Records to process below:
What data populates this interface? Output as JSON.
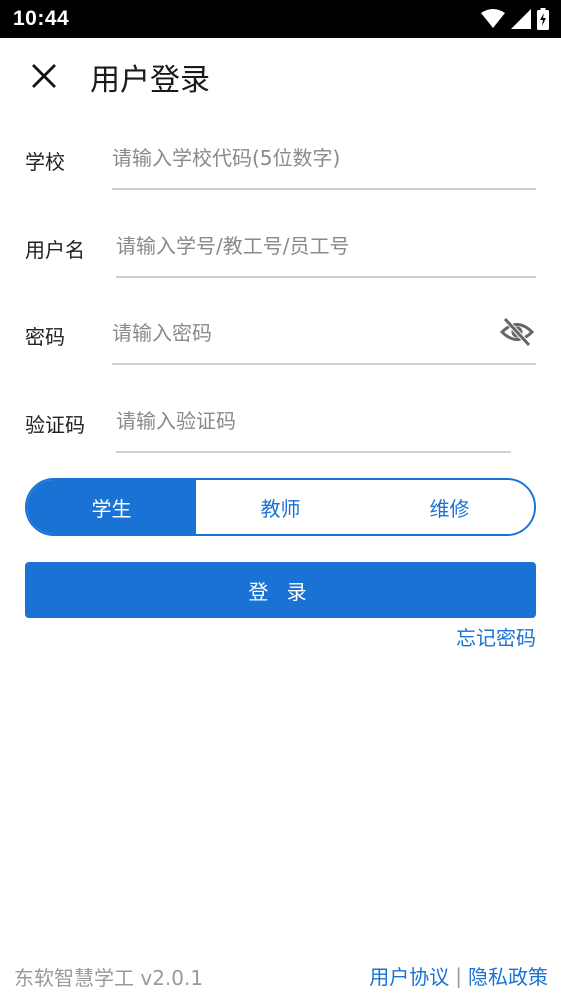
{
  "status_bar": {
    "time": "10:44",
    "icons": [
      "wifi-icon",
      "signal-icon",
      "battery-charging-icon"
    ]
  },
  "app_bar": {
    "close_icon": "close-icon",
    "title": "用户登录"
  },
  "form": {
    "school": {
      "label": "学校",
      "value": "",
      "placeholder": "请输入学校代码(5位数字)"
    },
    "username": {
      "label": "用户名",
      "value": "",
      "placeholder": "请输入学号/教工号/员工号"
    },
    "password": {
      "label": "密码",
      "value": "",
      "placeholder": "请输入密码",
      "toggle_icon": "eye-off-icon"
    },
    "captcha": {
      "label": "验证码",
      "value": "",
      "placeholder": "请输入验证码"
    }
  },
  "role_selector": {
    "options": [
      "学生",
      "教师",
      "维修"
    ],
    "selected": "学生"
  },
  "login_button": {
    "label": "登 录"
  },
  "forgot_password": {
    "label": "忘记密码"
  },
  "footer": {
    "version": "东软智慧学工 v2.0.1",
    "user_agreement": "用户协议",
    "separator": "|",
    "privacy_policy": "隐私政策"
  },
  "colors": {
    "accent": "#1a73d4",
    "status_bar_bg": "#000000",
    "placeholder": "#8a8a8a",
    "divider": "#cfcfcf"
  }
}
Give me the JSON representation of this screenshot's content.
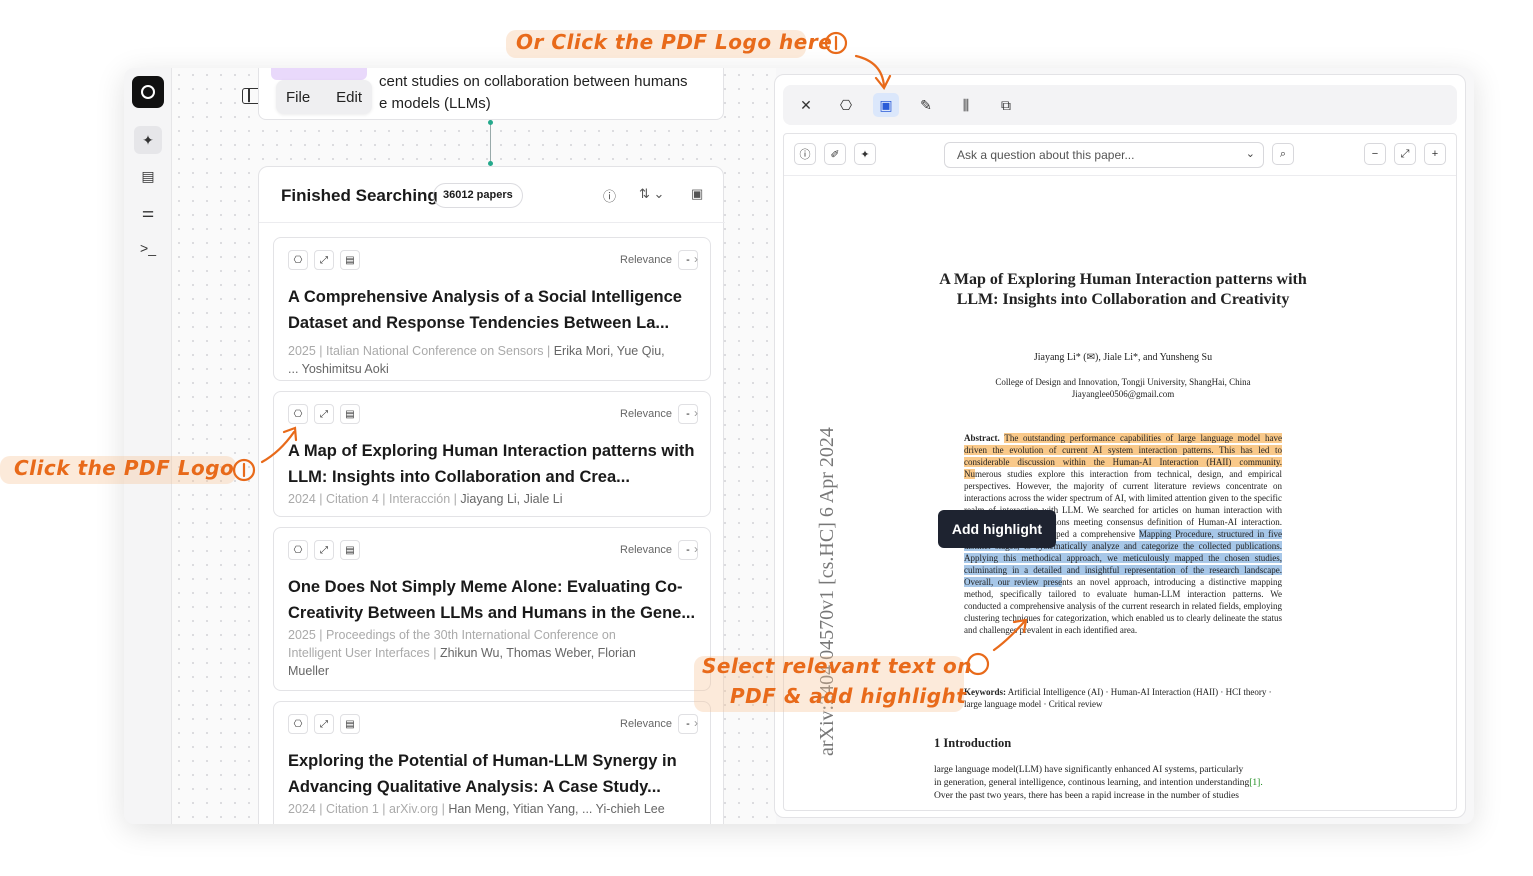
{
  "annotations": {
    "top": "Or Click the PDF Logo here",
    "left": "Click the PDF Logo",
    "right_line1": "Select relevant text on",
    "right_line2": "PDF & add highlight"
  },
  "menu": {
    "file": "File",
    "edit": "Edit"
  },
  "snippet": {
    "line1": "cent studies on collaboration between humans",
    "line2": "e models (LLMs)"
  },
  "results": {
    "title": "Finished Searching",
    "count": "36012 papers",
    "cards": [
      {
        "relevance": "Relevance",
        "score": "-",
        "title": "A Comprehensive Analysis of a Social Intelligence Dataset and Response Tendencies Between La...",
        "year": "2025",
        "venue": "Italian National Conference on Sensors",
        "authors": "Erika Mori, Yue Qiu,",
        "authors2": "... Yoshimitsu Aoki"
      },
      {
        "relevance": "Relevance",
        "score": "-",
        "title": "A Map of Exploring Human Interaction patterns with LLM: Insights into Collaboration and Crea...",
        "year": "2024",
        "venue": "Citation 4",
        "venue2": "Interacción",
        "authors": "Jiayang Li, Jiale Li"
      },
      {
        "relevance": "Relevance",
        "score": "-",
        "title": "One Does Not Simply Meme Alone: Evaluating Co-Creativity Between LLMs and Humans in the Gene...",
        "year": "2025",
        "venue": "Proceedings of the 30th International Conference on",
        "venue2": "Intelligent User Interfaces",
        "authors": "Zhikun Wu, Thomas Weber, Florian",
        "authors2": "Mueller"
      },
      {
        "relevance": "Relevance",
        "score": "-",
        "title": "Exploring the Potential of Human-LLM Synergy in Advancing Qualitative Analysis: A Case Study...",
        "year": "2024",
        "venue": "Citation 1",
        "venue2": "arXiv.org",
        "authors": "Han Meng, Yitian Yang, ... Yi-chieh Lee"
      }
    ]
  },
  "pdf": {
    "ask_placeholder": "Ask a question about this paper...",
    "arxiv": "arXiv:2404.04570v1  [cs.HC]  6 Apr 2024",
    "title": "A Map of Exploring Human Interaction patterns with LLM: Insights into Collaboration and Creativity",
    "authors": "Jiayang Li* (✉), Jiale Li*, and Yunsheng Su",
    "affiliation": "College of Design and Innovation, Tongji University, ShangHai, China",
    "email": "Jiayanglee0506@gmail.com",
    "abstract_label": "Abstract.",
    "abstract_hl1": "The outstanding performance capabilities of large language model have driven the evolution of current AI system interaction patterns. This has led to considerable discussion within the Human-AI Interaction (HAII) community. Nu",
    "abstract_mid": "merous studies explore this interaction from technical, design, and empirical perspectives. However, the majority of current literature reviews concentrate on interactions across the wider spectrum of AI, with limited attention given to the specific realm of interaction with LLM. We searched for articles on human interaction with LLM, selecting publications meeting consensus definition of Human-AI interaction. Subsequently, we developed a comprehensive ",
    "abstract_hl2": "Mapping Procedure, structured in five distinct stages, to systematically analyze and categorize the collected publications. Applying this methodical approach, we meticulously mapped the chosen studies, culminating in a detailed and insightful representation of the research landscape. Overall, our review prese",
    "abstract_end": "nts an novel approach, introducing a distinctive mapping method, specifically tailored to evaluate human-LLM interaction patterns. We conducted a comprehensive analysis of the current research in related fields, employing clustering techniques for categorization, which enabled us to clearly delineate the status and challenges prevalent in each identified area.",
    "keywords_label": "Keywords:",
    "keywords": "Artificial Intelligence (AI) · Human-AI Interaction (HAII) · HCI theory · large language model · Critical review",
    "section": "1   Introduction",
    "intro1": "large language model(LLM) have significantly enhanced AI systems, particularly",
    "intro2": "in generation, general intelligence, continous learning, and intention understanding",
    "intro_ref": "[1].",
    "intro3": "Over the past two years, there has been a rapid increase in the number of studies",
    "tooltip": "Add highlight"
  },
  "colors": {
    "accent": "#e86a1a",
    "highlight_orange": "#f9c98a",
    "highlight_blue": "#a7c7e8",
    "active_tool": "#dbe7fb"
  }
}
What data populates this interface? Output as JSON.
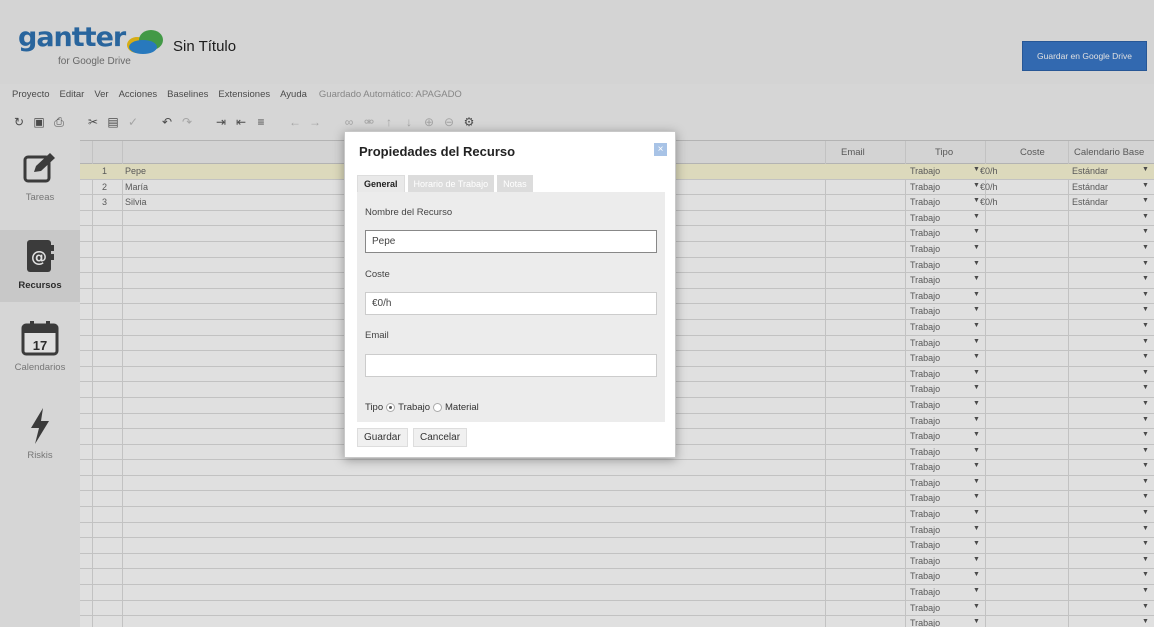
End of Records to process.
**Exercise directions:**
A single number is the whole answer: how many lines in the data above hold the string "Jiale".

**Task response:**
2